May long weekend both seems to have come early this year and also taken forever to arrive.
Having extended my stay-at-home vacation from that work-from-home drudgery, I afforded myself an extra day to tackle the summer-is-looming projects that will help to shape the garden into a backyard oasis for the season. As we will not be going very far for the next few months, this seems more important than ever.
By far the most notable project of the weekend has been the minor maintenance and addition to our deck. As we’re rarely in a rush to go anywhere these days, I’ve been filling my mornings as the temperature improves enjoying the twelve-foot-square patch of wood stage that protrudes from the rear of our house. A morning coffee. A bit of writing. Spinning through the news or twitter feed.
It’s a northern exposed space and in the mornings it’s nearly perfect for a bit of casual enjoyment. But as the day pressed on, the sun peaking over the house mixed with the exposed unfinished ambiance left it wanting for any more practical use.
It’s Saturday mid-afternoon as I write this, and I’m sitting out on that exact same deck, but under the protective modifications that we installed yesterday.
See, as I was taking my daily walks around the park it occurred to me to pay closer attention to the decks and gardens of the many houses that back onto the green space. Roughly two-thirds of those properties had improved their decks with addition of a fixed shelter of some kind. Semi-rooves, awnings, or pergolas were numerous, and sitting in the deck below were comfortable looking people enjoying comforting looking spaces.

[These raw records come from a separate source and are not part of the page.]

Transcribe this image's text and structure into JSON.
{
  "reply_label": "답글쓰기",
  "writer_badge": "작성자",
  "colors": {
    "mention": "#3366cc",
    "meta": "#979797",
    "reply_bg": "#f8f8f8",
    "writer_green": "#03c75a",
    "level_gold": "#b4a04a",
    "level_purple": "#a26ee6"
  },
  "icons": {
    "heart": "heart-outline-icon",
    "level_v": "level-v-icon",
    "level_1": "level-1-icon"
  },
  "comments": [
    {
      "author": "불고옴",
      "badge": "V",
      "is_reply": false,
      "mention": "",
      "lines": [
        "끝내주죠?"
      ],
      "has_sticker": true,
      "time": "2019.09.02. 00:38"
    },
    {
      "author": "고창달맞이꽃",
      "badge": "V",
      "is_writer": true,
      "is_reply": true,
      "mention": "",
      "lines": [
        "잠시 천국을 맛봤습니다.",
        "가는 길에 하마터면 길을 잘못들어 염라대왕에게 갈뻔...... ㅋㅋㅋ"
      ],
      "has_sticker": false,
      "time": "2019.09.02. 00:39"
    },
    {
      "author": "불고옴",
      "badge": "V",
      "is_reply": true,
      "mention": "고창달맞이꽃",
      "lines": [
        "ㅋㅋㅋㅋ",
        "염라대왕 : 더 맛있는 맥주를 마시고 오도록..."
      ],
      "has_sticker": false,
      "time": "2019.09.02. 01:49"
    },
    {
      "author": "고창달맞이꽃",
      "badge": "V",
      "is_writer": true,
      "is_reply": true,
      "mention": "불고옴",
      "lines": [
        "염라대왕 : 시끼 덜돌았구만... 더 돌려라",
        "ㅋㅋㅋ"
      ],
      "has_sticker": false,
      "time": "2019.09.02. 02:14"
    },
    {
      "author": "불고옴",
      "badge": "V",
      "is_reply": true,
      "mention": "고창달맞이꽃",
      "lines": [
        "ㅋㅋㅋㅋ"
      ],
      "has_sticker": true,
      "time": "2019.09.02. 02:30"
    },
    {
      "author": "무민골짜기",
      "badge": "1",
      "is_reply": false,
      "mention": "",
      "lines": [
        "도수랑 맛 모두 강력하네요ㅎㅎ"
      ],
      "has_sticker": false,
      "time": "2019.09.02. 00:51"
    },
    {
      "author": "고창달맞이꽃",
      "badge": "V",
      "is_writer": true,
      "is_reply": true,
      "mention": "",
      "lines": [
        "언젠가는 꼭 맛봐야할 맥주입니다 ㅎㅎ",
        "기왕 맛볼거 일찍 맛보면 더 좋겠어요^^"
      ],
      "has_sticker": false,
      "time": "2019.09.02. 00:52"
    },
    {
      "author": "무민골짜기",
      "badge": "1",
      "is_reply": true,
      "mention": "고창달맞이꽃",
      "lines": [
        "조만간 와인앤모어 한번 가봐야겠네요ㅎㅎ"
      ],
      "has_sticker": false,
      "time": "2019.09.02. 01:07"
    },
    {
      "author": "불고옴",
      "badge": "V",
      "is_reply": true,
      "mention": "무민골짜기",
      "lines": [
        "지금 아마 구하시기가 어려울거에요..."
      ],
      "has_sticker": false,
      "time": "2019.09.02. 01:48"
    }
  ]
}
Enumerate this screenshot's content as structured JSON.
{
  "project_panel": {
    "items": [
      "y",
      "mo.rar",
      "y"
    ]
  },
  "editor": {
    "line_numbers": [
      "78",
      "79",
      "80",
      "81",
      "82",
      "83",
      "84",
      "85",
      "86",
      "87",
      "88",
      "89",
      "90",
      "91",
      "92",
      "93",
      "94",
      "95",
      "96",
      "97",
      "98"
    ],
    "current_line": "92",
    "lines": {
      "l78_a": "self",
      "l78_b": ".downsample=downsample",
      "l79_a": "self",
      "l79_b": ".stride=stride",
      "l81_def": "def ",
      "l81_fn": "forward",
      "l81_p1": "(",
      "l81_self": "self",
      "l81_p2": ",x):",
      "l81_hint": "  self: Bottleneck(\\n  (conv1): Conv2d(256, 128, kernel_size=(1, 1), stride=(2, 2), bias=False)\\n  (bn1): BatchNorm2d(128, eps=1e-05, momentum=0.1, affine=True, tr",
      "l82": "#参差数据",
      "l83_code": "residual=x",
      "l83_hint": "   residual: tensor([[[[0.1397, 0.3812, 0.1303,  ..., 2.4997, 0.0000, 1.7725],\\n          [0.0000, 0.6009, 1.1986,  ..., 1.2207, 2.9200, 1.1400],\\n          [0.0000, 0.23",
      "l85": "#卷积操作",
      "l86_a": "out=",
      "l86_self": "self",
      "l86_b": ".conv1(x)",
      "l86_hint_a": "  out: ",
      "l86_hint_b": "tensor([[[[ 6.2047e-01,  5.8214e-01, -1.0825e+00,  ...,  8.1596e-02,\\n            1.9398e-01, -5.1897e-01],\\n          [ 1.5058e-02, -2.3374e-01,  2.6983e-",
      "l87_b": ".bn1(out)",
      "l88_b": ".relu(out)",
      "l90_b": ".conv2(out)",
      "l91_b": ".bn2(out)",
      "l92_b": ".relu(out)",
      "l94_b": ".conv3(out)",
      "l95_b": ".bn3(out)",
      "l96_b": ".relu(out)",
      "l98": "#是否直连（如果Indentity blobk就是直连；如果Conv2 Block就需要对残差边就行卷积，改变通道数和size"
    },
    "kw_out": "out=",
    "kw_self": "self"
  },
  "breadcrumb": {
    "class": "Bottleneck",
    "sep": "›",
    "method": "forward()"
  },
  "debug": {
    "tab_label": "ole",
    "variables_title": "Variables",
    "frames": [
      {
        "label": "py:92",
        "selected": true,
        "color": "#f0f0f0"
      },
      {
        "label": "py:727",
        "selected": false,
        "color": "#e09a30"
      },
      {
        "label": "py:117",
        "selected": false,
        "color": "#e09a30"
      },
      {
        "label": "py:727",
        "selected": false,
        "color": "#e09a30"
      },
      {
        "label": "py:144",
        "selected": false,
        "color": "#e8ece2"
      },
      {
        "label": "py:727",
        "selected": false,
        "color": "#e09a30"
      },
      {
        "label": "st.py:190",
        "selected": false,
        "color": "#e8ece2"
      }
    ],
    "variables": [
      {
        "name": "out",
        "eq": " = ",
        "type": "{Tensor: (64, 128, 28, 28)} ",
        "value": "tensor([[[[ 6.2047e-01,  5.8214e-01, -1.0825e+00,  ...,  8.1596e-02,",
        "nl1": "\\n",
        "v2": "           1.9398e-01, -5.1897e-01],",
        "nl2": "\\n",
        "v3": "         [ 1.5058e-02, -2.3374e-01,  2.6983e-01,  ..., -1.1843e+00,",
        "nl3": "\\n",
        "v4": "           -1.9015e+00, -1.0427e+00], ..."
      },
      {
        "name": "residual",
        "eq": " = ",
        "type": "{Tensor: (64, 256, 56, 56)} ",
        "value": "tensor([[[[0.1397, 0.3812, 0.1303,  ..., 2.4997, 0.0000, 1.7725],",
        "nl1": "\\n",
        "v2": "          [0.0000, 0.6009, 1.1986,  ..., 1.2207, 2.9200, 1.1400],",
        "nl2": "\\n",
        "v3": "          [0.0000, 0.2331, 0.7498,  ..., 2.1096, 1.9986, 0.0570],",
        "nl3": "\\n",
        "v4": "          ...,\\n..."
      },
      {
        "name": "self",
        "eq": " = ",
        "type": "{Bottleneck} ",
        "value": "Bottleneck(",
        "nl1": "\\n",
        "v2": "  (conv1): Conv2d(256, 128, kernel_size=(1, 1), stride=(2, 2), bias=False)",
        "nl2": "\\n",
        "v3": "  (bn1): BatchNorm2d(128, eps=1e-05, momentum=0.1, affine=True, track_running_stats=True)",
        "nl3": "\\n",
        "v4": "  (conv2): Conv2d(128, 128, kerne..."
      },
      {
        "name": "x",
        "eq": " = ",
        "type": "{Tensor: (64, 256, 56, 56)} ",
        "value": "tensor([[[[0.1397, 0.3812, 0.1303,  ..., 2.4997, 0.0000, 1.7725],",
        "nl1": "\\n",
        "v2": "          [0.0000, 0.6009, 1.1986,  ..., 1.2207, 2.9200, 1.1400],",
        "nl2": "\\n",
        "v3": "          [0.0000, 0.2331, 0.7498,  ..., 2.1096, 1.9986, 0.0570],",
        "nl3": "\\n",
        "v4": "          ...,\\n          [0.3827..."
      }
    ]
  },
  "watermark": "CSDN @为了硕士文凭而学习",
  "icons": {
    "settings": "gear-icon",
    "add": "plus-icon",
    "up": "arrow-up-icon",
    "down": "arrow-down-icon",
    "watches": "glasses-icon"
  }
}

Research ensued. A whole adventure attempting to purchase a rare and expensive pergola kit during a pandemic retail lockdown occurred. Long story short, yesterday morning we found ourselves with the final missing pieces of a TOJAGrid modular pergola system.
We spent four hours staining the deck and timbers.
We readied the pieces.
We nearly killed ourselves trying to lift the ten-by-ten frame eight feet into the air (until the neighbour generously rushed over and assisted, social distancing-style).
I bolted it in place this morning and hung a couple strings of soft white lights around the upper perimeter and hung the sail shade.
It is a remarkable effect, actually. It’s hard to understand —let alone explain— why eight posts and a square of canvas completely transform a space from a platform in the backyard to a comfortable retreat. We were sitting under the new roof to our deck this morning, sipping hot drinks and noting how different it feels. A frame. A box with no walls and a flap of fabric above our heads and this familiar part of our yard where we didn’t-actually-use-much-to-be-honest was in a day morphed into an alluring outdoor shelter-of-sorts. I can see myself working out here as often as as the weather allows. I’ve spent the better part of today unable to pry myself from both the coziness and the novelty of it. Simultaneously inexplicable and completely understandable in the context of simple human psychology. It has created the illusion of a room and the illusion of a space and the illusion of a protective bubble.
Now I just need to pry myself away and plant some vegetables.